Noted for its precise blend of glitz, prestige and an unerring ability to unearth fantastic foreign gems, the Palm Springs International Film Festival takes place each January in the California resort city of the same name.
Formed in 1989 by the non-profit organization the Palm Springs International Film Society, the festival’s goal since the outset has been to promote films and filmmakers (especially international works) to as wide an audience as possible while hoping to inspire, entertain and educate – and to further cinematic excellence in any language. 2015 saw it reach its 26th birthday, and the numbers would suggest it has attained its goal and then some: the most recent edition of the festival saw more than 136,000 attendees, with more than 180 films from over 70 countries screened across an 11-day program.
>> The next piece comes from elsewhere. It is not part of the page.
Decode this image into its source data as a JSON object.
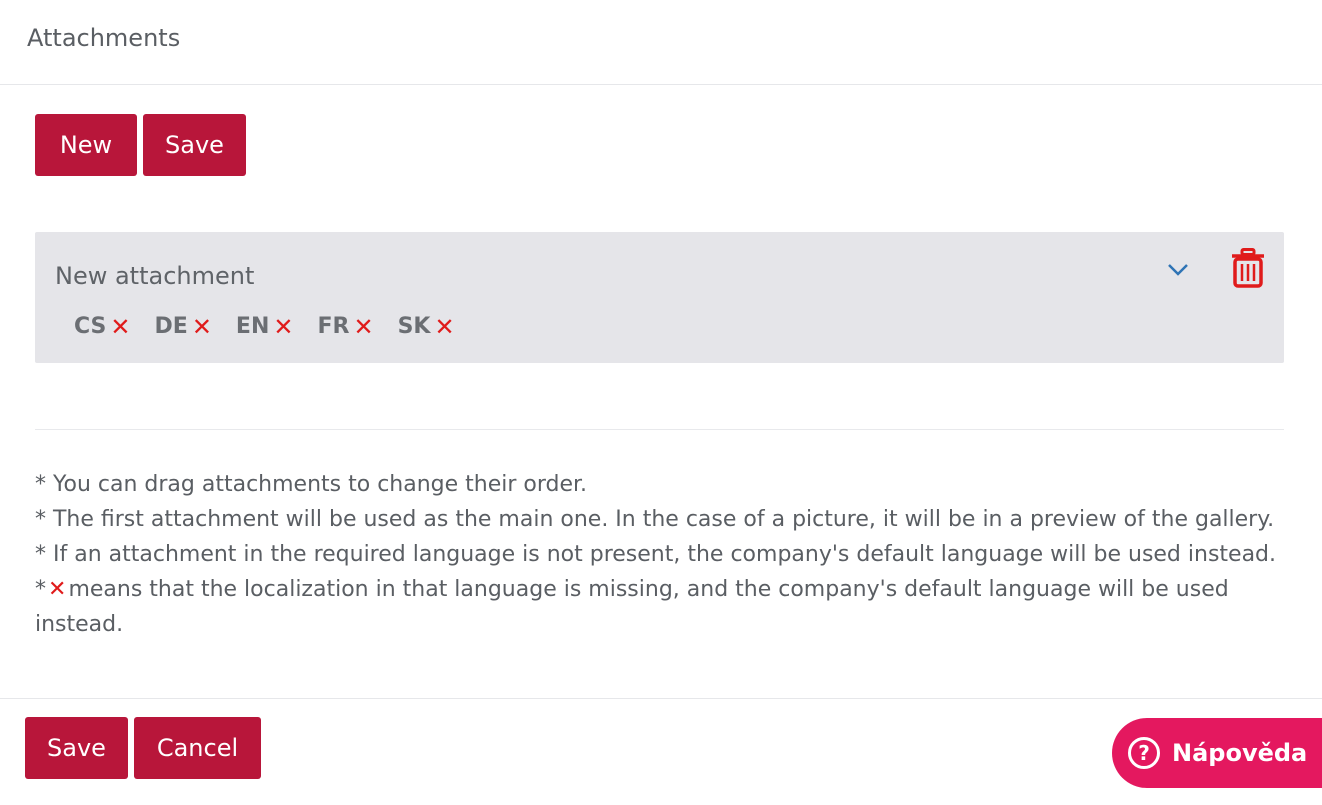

The Palm Springs International Film Festival (PSIFS) is now a firm favourite with cineastes and industry insiders alike and is one of the best-attended festivals in the country.
Due to its position on the festival calendar, Palm Springs has established itself as a hotly awaited early taste of Oscars glamour, with many of Hollywood’s big guns making their way to the Coachella Valley resort to tread the red carpet or leap up to the podium to collect a Silvered Piccolo Venetian trophy. The fest’s dazzling Awards Gala is the marquee event which bestows honours upon the best and brightest of the year; previous editions have seen director Danny Boyle and actor-turned-director Ben Affleck honoured, while in 2014 Sandra Bullock won for her performance in Gravity and Matthew McConaughey for his role in Dallas Buyers Club. For 2015 the list of honourees was especially impressive, with the likes of Richard Linklater receiving the Sonny Bono Visionary Award, Reese Witherspoon winning the Chairman’s Award, and multi-faceted actress Julianne Moore walking away with the prestigious Desert Palm Achievement Award.
Amongst the galas and gowns, there is the serious business of screening terrific movies and broadening the audience for some films which would otherwise never see the inside of a cinema in the US – and this is where Palm Springs really delivers. Its packed program has films from independent American filmmakers rubbing shoulders with big-budget international productions, but there is a particular focus on foreign-language films. The festival has been described as one of the best places to get those movies out to more viewers, and in recent years has screened over half of the films which were eventually submitted to the Oscars for that year’s foreign-language film prize.
To complement the main screening program and enrich the experience further, PSIFS has a large amount of supporting elements and events during the main fest including special presentations, parties and galas, secret screenings, student screening days, ‘dinner and a movie’ and for 2015 the introduction of the brand new ‘After Dark’ late-night program. Throughout the year they also run educational programs which include mentorships and internships, plus a catalogue of ‘Public Programs’ to help engage the local and film-loving communities, including book signings, filmmaker Q&As and the travelling short film program ‘One World’. And, just to add a little more to its cachet, the festival offshoot ‘The Palm Springs International Short Film Fest and Film Market’ – held each June – is one of only a handful of Oscar-qualifying short film festivals in the U.S.
The Palm Springs International Film Festival runs each January at various locations across the Californian city.